When I started writing to all you lovely people, I was pretty lonely. I was a SAHM in a new city, walking with my eighteen month old down steep sidewalks that didn’t feel like they belonged to me, adjusting my life as a mom to a yard-less home (apartment) and the community of neighborhood parks. I was a girl from Amarillo pushing a stroller up San Francisco hills! (Do you comprehend how distinct those two differences are? Please click here to grasp the flatness of Amarillo, Texas.)
Here’s what happened to me from that time till now:
- I lost five pounds from pushing a stroller up to Coit Tower on a regular basis (that is where I had to park my car, people).
- I spent my time (pre-friends) reading lots of books about Benedictines and telling you about them.
- I found the sweetest community of moms I’ve ever experienced. We were (are) all transplants trying to raise our kids in a crazy and expensive city without family nearby. We made food for each other. We passed kids’ clothes on to each other. We prayed for each other. We loved each other’s kids. And these women were smart and gifted and challenging to me in a beautiful ways.
- I was found by the dearest twenty-something Bible study ever. They called themselves YOOBS for goodness sake. They prayed for me and sat in my home every Sunday night so we could talk about God and joy and calling. They became fifteen little aunties for August. And they fed me brownies and took me out to movies.
- I got pregnant and suffered several months of at home ickiness but only threw-up in public one time on a city sidewalk with my little boy by my side.
- I fell in love with our church and learned life-altering truths from my pastors and spiritual director about my significance in Christ (whether or not my work is perceived as valuable in my culture).
- I complained about the weather. A lot.
- I had a baby named Brooks.
- I watched my husband struggle with his value in his work. I prayed with him through months of asking God what we were supposed to be doing and where we were supposed to be living.
Chris found a job he’s really excited about, an opportunity we couldn’t turn down. And, though I never imagined I’d have the chance to live in my home state again, I’m going to have a Texas driver’s license! And I’m going to drive my boys the two and a half hours to my 90-year-old grandmother’s house and let her love them.

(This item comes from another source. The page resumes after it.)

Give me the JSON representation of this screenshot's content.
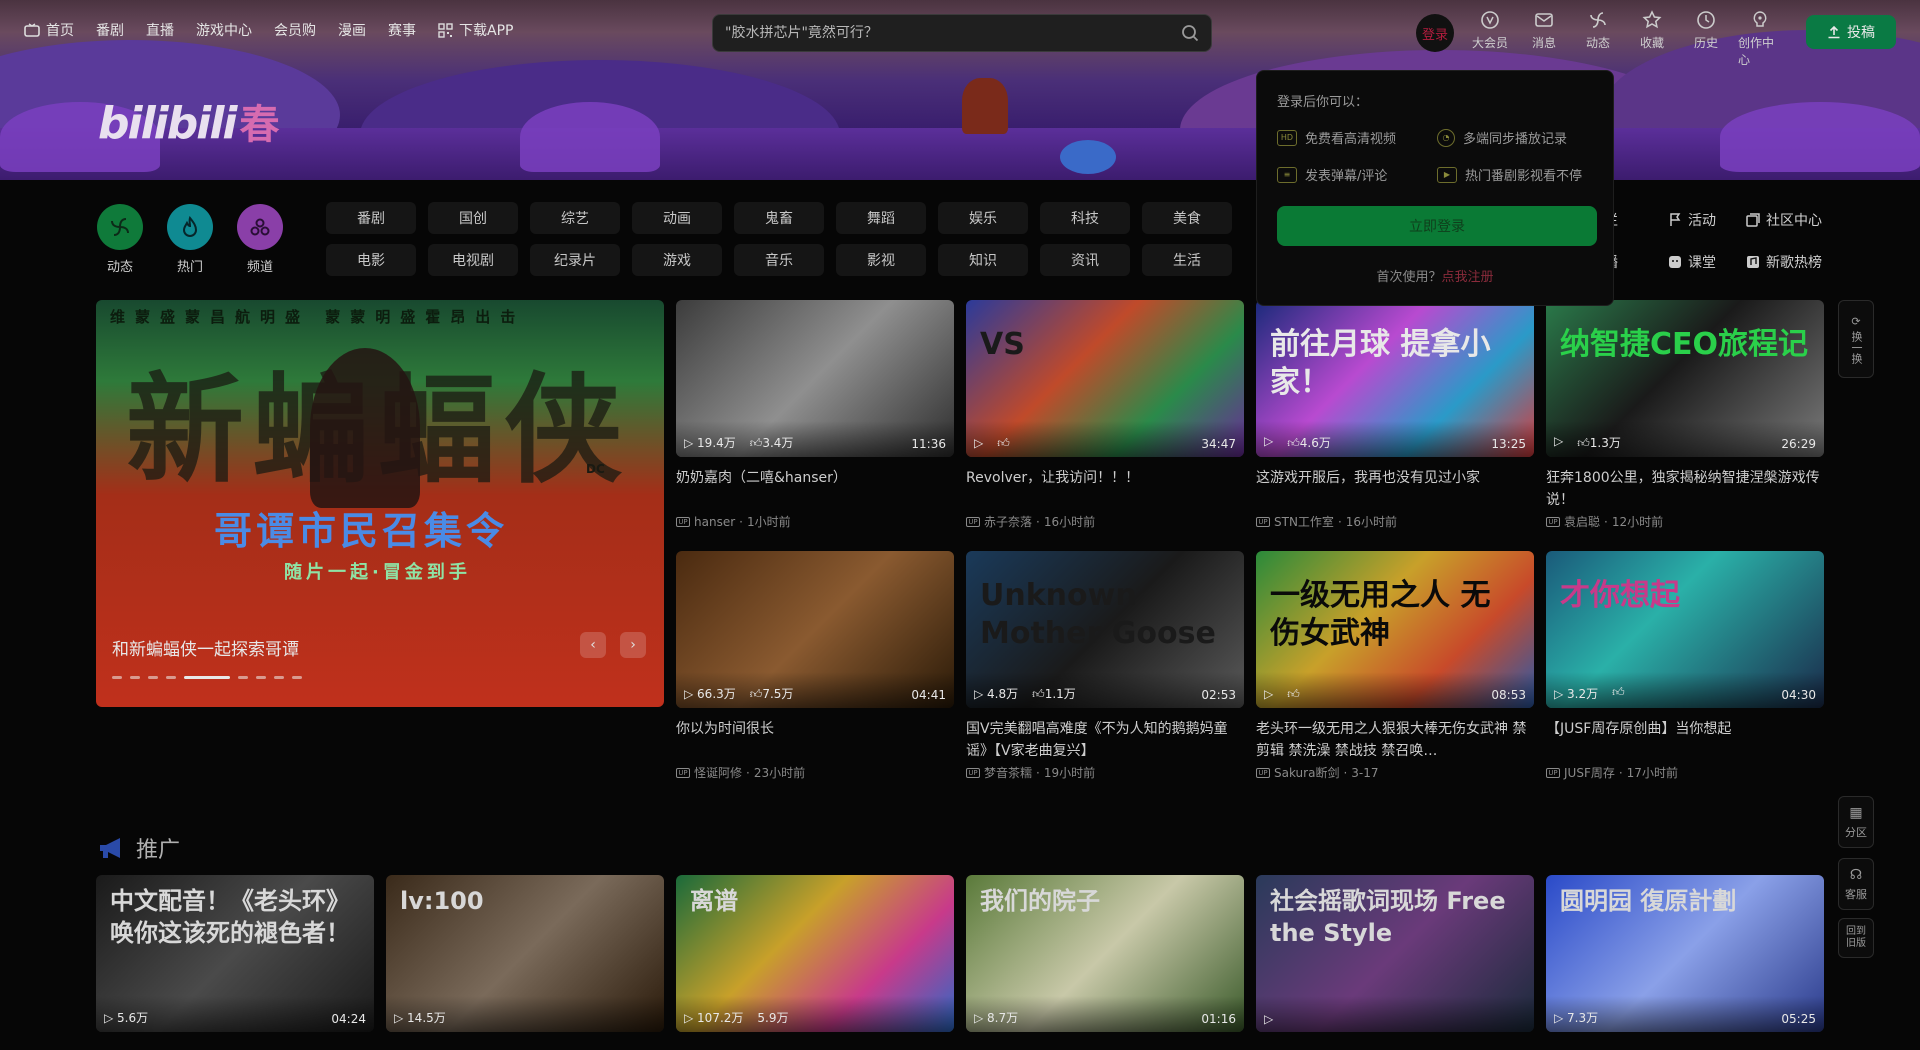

So, here’s my announcement: I’m leaving this fair city. I have fallen in love with it and its idiosyncrasies, its noise, its food, its naked people (why can’t people in this town put clothes on?!), even (can I actually say this?) its scarf-weather. I was not prepared to leave it or the people I love here so soon. We leave them in three weeks. And I’m heartbroken about it.
Chris says it’s good to be heartbroken. That means we put down roots here. We lived in the present. We practiced stability in the small way we could.
So, here we go. You get to hear me cry about it for the next few weeks, and then cry about how I need friends for the next chunk of months. But, by golly, I will rejoice in summertime weather. If I complain about summer in Austin, you have the right to unsubscribe to this blog.